◆ EXERCISE ◆
Each line that has the string "System" must be copied from the records below.

◆ App and web page records ◆
===

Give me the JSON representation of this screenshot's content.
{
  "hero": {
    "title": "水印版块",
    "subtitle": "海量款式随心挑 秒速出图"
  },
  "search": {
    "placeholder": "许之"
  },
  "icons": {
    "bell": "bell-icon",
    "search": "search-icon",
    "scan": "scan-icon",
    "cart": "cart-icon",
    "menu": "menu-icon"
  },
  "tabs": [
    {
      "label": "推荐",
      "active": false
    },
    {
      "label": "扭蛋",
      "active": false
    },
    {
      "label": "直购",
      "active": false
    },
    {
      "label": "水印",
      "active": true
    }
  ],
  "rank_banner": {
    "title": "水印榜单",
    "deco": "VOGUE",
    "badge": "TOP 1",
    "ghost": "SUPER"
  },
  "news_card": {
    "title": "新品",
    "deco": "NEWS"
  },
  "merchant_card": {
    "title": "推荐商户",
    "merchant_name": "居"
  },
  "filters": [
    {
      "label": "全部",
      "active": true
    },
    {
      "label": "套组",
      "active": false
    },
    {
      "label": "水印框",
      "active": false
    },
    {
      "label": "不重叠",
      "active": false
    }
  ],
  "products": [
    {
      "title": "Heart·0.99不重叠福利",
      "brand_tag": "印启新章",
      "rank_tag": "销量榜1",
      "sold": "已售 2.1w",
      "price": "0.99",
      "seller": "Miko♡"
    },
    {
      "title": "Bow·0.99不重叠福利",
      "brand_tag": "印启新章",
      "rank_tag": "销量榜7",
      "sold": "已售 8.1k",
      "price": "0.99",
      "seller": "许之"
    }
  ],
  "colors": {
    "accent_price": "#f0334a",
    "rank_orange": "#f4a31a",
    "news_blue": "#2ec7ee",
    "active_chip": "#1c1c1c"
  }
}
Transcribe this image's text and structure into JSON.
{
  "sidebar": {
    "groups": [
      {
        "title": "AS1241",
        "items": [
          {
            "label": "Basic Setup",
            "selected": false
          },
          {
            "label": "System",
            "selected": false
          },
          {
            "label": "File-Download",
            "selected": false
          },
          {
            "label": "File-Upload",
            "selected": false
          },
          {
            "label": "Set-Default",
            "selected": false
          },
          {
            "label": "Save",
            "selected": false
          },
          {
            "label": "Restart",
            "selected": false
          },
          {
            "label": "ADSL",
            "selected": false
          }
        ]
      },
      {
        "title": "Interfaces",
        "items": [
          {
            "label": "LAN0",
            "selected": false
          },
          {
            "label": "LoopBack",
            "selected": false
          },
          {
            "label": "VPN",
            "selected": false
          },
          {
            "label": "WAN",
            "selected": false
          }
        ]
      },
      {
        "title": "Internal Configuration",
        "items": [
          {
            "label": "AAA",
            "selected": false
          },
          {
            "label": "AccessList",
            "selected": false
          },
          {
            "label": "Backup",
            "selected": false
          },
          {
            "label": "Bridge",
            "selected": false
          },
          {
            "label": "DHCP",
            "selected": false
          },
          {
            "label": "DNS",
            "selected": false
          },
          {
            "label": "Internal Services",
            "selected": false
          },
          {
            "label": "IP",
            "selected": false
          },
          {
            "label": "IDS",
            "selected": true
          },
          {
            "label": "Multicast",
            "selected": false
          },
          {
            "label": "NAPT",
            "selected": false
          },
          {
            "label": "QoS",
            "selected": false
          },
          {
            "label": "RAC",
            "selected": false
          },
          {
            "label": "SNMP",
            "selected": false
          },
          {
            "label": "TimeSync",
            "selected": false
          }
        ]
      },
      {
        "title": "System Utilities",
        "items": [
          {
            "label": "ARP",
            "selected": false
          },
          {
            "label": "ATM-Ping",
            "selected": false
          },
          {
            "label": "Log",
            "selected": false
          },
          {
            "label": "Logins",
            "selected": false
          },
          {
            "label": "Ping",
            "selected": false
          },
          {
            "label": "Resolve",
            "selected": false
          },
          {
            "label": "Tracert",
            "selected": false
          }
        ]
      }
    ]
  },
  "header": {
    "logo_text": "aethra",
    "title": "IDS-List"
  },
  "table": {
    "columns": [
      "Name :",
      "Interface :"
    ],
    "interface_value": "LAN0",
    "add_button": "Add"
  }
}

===

◆ RESPONSE AREA ◆
            "label": "System",
        "title": "System Utilities",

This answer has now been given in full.